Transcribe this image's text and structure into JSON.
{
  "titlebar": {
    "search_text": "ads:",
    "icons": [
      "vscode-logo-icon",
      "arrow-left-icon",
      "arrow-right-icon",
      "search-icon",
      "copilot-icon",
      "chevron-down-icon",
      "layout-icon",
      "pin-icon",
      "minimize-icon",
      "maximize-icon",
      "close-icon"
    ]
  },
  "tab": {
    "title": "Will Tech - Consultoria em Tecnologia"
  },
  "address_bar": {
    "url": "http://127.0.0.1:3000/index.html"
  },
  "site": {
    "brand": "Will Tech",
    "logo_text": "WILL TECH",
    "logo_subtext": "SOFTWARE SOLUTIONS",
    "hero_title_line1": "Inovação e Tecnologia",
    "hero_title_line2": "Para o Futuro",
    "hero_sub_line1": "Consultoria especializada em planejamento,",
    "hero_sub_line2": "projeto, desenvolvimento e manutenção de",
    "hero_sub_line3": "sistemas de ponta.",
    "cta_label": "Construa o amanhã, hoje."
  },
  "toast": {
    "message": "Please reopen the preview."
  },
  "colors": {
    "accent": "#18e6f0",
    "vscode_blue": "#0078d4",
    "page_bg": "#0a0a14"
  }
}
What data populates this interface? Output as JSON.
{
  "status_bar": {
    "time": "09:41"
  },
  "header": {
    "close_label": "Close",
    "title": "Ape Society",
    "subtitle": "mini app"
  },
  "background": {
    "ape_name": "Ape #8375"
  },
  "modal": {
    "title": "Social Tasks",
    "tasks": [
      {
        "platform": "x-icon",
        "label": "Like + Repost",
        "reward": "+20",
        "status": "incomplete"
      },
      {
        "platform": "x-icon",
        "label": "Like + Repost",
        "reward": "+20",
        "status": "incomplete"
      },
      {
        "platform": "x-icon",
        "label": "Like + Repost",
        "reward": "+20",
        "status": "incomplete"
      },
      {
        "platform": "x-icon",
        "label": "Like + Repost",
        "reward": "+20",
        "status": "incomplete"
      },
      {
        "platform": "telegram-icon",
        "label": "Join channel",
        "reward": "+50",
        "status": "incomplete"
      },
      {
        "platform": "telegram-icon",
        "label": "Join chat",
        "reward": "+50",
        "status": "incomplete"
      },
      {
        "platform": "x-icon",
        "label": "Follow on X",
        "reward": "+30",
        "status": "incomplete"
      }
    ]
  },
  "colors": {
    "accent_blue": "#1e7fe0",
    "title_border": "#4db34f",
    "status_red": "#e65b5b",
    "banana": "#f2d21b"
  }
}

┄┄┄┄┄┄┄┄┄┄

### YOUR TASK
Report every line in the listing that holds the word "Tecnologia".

### TASK OUTPUT
    "title": "Will Tech - Consultoria em Tecnologia"
    "hero_title_line1": "Inovação e Tecnologia",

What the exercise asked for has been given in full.